### What to work on
The reader should set down exactly the lines from the one containing "Give me the" through the last line of the material, omitting every picture.

--------------------

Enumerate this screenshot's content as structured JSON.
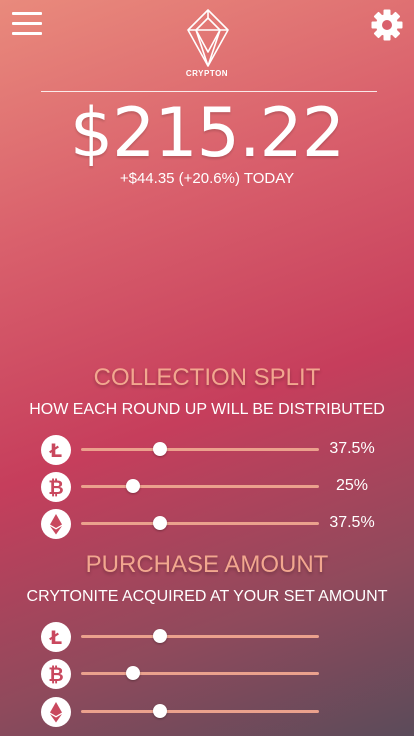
{
  "app": {
    "logo_text": "CRYPTON"
  },
  "icons": {
    "menu": "hamburger-menu-icon",
    "settings": "gear-icon",
    "logo": "diamond-logo-icon"
  },
  "balance": {
    "amount": "$215.22",
    "change": "+$44.35 (+20.6%) TODAY"
  },
  "collection_split": {
    "title": "COLLECTION SPLIT",
    "subtitle": "HOW EACH ROUND UP WILL BE DISTRIBUTED",
    "items": [
      {
        "coin": "litecoin-icon",
        "value": 0.33,
        "label": "37.5%"
      },
      {
        "coin": "bitcoin-icon",
        "value": 0.22,
        "label": "25%"
      },
      {
        "coin": "ethereum-icon",
        "value": 0.33,
        "label": "37.5%"
      }
    ]
  },
  "purchase_amount": {
    "title": "PURCHASE AMOUNT",
    "subtitle": "CRYTONITE ACQUIRED AT YOUR SET AMOUNT",
    "items": [
      {
        "coin": "litecoin-icon",
        "value": 0.33
      },
      {
        "coin": "bitcoin-icon",
        "value": 0.22
      },
      {
        "coin": "ethereum-icon",
        "value": 0.33
      }
    ]
  },
  "colors": {
    "accent": "#f2a78f",
    "track": "#eba18d",
    "coin_icon": "#c9485e"
  }
}
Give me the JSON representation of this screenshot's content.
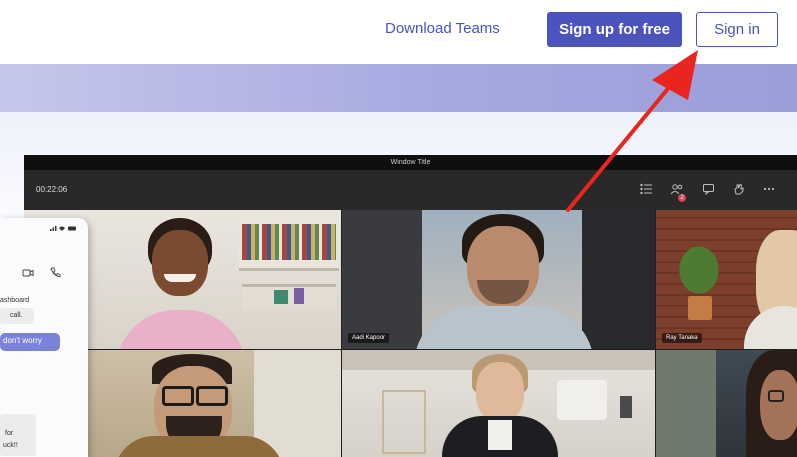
{
  "nav": {
    "download_label": "Download Teams",
    "signup_label": "Sign up for free",
    "signin_label": "Sign in"
  },
  "window": {
    "title": "Window Title",
    "timer": "00:22:06",
    "badge_count": "2",
    "toolbar_icons": [
      "participants-icon",
      "chat-icon",
      "reactions-icon",
      "raise-hand-icon",
      "more-options-icon"
    ]
  },
  "participants": [
    {
      "name": "Aadi Kapoor"
    },
    {
      "name": "Ray Tanaka"
    }
  ],
  "phone": {
    "status_icons": [
      "signal-icon",
      "wifi-icon",
      "battery-icon"
    ],
    "header_icons": [
      "video-call-icon",
      "phone-call-icon"
    ],
    "line1": "ashboard",
    "line2": "call.",
    "chip": "don't worry",
    "line3": "for",
    "line4": "uck!!"
  },
  "colors": {
    "brand": "#4b53bc",
    "band": "#a6a9df",
    "arrow": "#e8261f",
    "badge": "#d74654"
  }
}
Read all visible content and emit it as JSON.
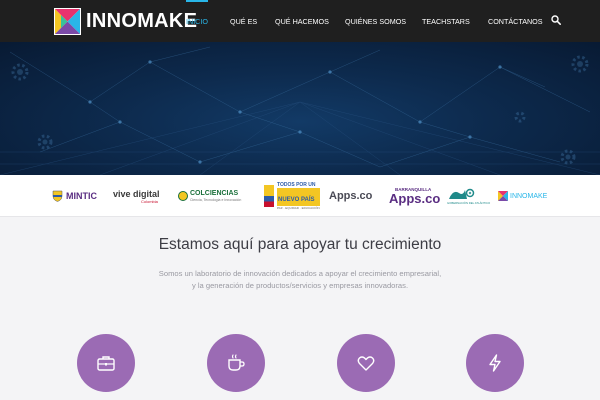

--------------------

### Response to this task
Give me the JSON representation of this screenshot's content.
{
  "nav": {
    "download_label": "Download Teams",
    "signup_label": "Sign up for free",
    "signin_label": "Sign in"
  },
  "window": {
    "title": "Window Title",
    "timer": "00:22:06",
    "badge_count": "2",
    "toolbar_icons": [
      "participants-icon",
      "chat-icon",
      "reactions-icon",
      "raise-hand-icon",
      "more-options-icon"
    ]
  },
  "participants": [
    {
      "name": "Aadi Kapoor"
    },
    {
      "name": "Ray Tanaka"
    }
  ],
  "phone": {
    "status_icons": [
      "signal-icon",
      "wifi-icon",
      "battery-icon"
    ],
    "header_icons": [
      "video-call-icon",
      "phone-call-icon"
    ],
    "line1": "ashboard",
    "line2": "call.",
    "chip": "don't worry",
    "line3": "for",
    "line4": "uck!!"
  },
  "colors": {
    "brand": "#4b53bc",
    "band": "#a6a9df",
    "arrow": "#e8261f",
    "badge": "#d74654"
  }
}
Read all visible content and emit it as JSON.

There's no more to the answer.